# Aim of the exercise
Using the data below, copy each line that includes the word "value".

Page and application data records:
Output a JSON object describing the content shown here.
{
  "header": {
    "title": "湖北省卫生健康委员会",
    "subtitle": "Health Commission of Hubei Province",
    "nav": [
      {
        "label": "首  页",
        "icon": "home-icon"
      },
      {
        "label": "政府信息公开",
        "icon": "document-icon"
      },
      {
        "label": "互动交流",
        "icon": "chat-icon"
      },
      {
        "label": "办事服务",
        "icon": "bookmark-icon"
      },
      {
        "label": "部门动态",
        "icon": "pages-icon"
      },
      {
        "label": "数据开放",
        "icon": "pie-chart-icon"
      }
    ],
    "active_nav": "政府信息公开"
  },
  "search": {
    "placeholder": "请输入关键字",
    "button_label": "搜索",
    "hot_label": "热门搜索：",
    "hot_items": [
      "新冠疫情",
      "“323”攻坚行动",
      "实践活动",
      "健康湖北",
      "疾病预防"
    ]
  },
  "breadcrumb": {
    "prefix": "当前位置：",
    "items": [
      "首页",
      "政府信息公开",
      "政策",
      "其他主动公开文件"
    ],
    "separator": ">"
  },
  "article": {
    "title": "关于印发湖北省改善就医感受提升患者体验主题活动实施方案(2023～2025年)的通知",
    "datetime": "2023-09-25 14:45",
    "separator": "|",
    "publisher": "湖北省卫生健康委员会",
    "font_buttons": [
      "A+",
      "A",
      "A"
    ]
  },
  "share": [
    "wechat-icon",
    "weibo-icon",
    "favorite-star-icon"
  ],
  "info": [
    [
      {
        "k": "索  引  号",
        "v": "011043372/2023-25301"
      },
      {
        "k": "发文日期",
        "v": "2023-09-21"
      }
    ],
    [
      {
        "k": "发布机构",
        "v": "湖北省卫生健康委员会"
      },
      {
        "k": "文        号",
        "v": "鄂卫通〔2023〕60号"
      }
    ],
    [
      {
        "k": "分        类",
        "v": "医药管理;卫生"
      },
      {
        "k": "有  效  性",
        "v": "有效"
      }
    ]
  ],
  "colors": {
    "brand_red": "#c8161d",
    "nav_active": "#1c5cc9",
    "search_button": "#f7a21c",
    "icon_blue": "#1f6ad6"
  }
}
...
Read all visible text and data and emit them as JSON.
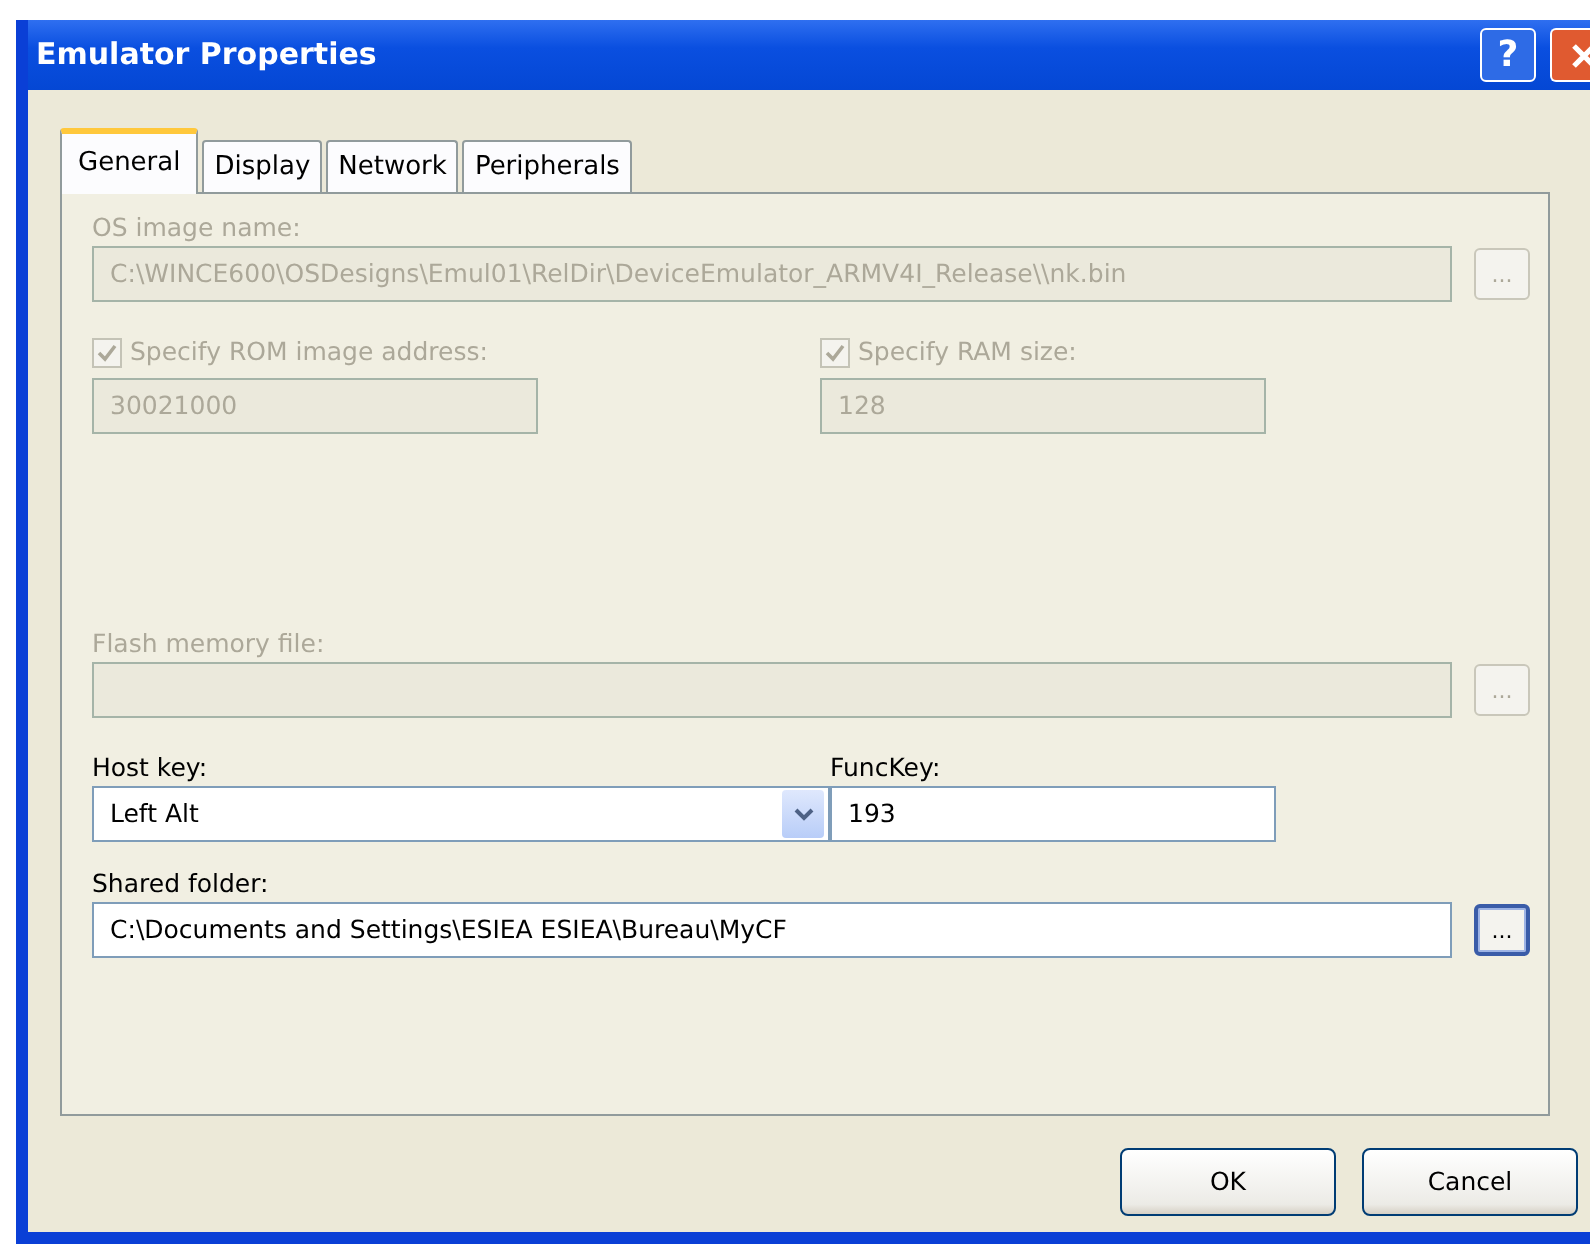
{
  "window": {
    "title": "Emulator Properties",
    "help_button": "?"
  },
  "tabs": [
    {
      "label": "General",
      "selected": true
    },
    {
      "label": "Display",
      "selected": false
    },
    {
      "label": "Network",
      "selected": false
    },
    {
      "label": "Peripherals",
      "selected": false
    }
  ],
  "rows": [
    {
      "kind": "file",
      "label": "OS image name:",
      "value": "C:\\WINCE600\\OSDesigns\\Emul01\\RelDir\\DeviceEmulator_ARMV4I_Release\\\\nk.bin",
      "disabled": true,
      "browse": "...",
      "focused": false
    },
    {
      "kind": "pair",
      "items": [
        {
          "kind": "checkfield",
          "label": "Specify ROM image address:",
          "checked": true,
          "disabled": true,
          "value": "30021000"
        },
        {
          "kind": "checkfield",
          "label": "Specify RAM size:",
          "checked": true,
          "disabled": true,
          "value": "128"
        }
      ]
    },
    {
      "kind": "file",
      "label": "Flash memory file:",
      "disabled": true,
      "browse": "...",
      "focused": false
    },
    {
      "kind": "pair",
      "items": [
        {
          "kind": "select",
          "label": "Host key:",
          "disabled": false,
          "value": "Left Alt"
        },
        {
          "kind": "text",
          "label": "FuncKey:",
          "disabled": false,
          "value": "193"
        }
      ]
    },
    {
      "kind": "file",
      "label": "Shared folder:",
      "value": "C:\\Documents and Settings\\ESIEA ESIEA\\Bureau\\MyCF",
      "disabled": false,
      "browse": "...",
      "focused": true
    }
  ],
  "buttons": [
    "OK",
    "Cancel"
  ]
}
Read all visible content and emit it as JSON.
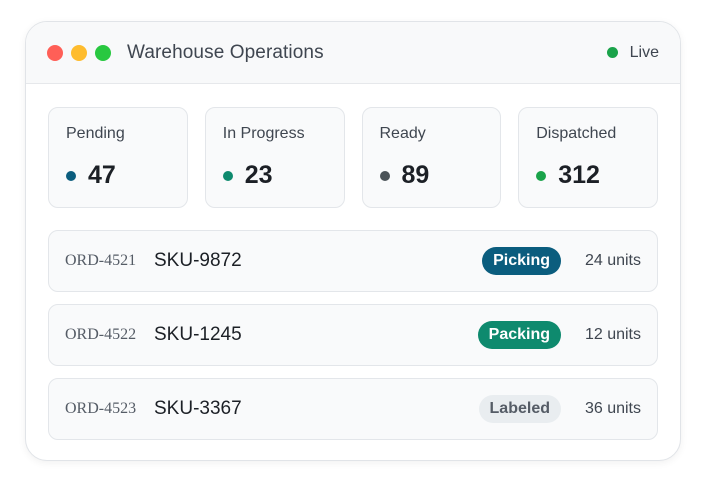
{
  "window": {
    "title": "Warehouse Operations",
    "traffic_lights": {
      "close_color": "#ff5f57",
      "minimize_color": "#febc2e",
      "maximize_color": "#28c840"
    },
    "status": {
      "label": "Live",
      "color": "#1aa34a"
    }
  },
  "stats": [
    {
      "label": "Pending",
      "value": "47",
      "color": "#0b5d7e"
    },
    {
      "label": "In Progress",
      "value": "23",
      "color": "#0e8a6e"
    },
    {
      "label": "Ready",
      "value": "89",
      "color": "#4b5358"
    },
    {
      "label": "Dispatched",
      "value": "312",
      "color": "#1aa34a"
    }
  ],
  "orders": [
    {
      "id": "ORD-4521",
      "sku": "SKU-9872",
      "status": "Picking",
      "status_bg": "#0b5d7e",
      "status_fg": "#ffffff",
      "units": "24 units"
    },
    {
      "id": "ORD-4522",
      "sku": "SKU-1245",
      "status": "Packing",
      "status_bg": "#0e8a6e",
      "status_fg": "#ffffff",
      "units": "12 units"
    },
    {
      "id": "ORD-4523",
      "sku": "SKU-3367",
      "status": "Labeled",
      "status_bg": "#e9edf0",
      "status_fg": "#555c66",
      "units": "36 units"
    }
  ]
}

# Your solution
      "value": "C:\\WINCE600\\OSDesigns\\Emul01\\RelDir\\DeviceEmulator_ARMV4I_Release\\\\nk.bin",
          "value": "30021000"
          "value": "128"
          "value": "Left Alt"
          "value": "193"
      "value": "C:\\Documents and Settings\\ESIEA ESIEA\\Bureau\\MyCF",
      "value": "47",
      "value": "23",
      "value": "89",
      "value": "312",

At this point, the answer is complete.